**WORK REQUIRED**
Find the word "label" in the data. Return every line where it appears.

*** GIVEN DATA

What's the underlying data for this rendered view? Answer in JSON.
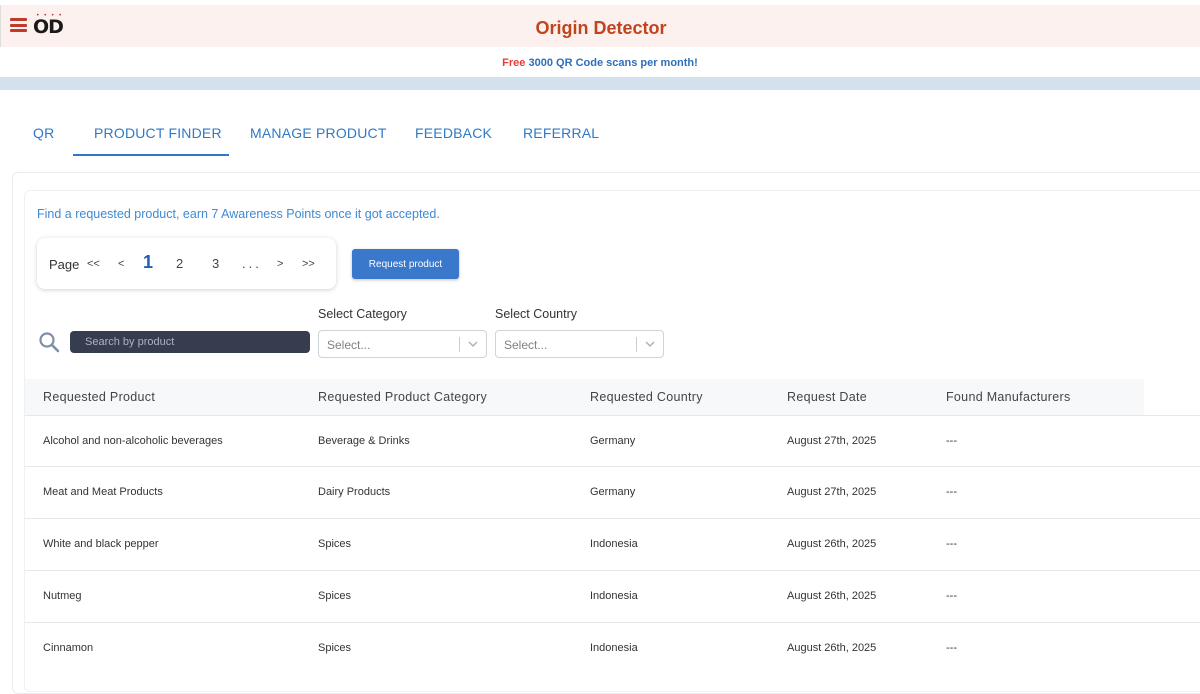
{
  "brand": {
    "logo_text": "OD",
    "logo_dots": "• • • •",
    "title": "Origin Detector"
  },
  "promo": {
    "free": "Free",
    "rest": "3000 QR Code scans per month!"
  },
  "tabs": [
    {
      "label": "QR",
      "active": false
    },
    {
      "label": "PRODUCT FINDER",
      "active": true
    },
    {
      "label": "MANAGE PRODUCT",
      "active": false
    },
    {
      "label": "FEEDBACK",
      "active": false
    },
    {
      "label": "REFERRAL",
      "active": false
    }
  ],
  "info_text": "Find a requested product, earn 7 Awareness Points once it got accepted.",
  "pagination": {
    "label": "Page",
    "first": "<<",
    "prev": "<",
    "pages": [
      "1",
      "2",
      "3"
    ],
    "current": "1",
    "ellipsis": "...",
    "next": ">",
    "last": ">>"
  },
  "request_button": "Request product",
  "search": {
    "placeholder": "Search by product"
  },
  "filters": {
    "category": {
      "label": "Select Category",
      "placeholder": "Select..."
    },
    "country": {
      "label": "Select Country",
      "placeholder": "Select..."
    }
  },
  "table": {
    "columns": [
      "Requested Product",
      "Requested Product Category",
      "Requested Country",
      "Request Date",
      "Found Manufacturers"
    ],
    "rows": [
      [
        "Alcohol and non-alcoholic beverages",
        "Beverage & Drinks",
        "Germany",
        "August 27th, 2025",
        "---"
      ],
      [
        "Meat and Meat Products",
        "Dairy Products",
        "Germany",
        "August 27th, 2025",
        "---"
      ],
      [
        "White and black pepper",
        "Spices",
        "Indonesia",
        "August 26th, 2025",
        "---"
      ],
      [
        "Nutmeg",
        "Spices",
        "Indonesia",
        "August 26th, 2025",
        "---"
      ],
      [
        "Cinnamon",
        "Spices",
        "Indonesia",
        "August 26th, 2025",
        "---"
      ]
    ]
  },
  "colors": {
    "brand_red": "#c1441d",
    "link_blue": "#2f79c7",
    "button_blue": "#3a78cc",
    "header_bg": "#fdf1ef"
  }
}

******

**RESPONSE AREA**
      "label": "QR",
      "label": "PRODUCT FINDER",
      "label": "MANAGE PRODUCT",
      "label": "FEEDBACK",
      "label": "REFERRAL",
    "label": "Page",
      "label": "Select Category",
      "label": "Select Country",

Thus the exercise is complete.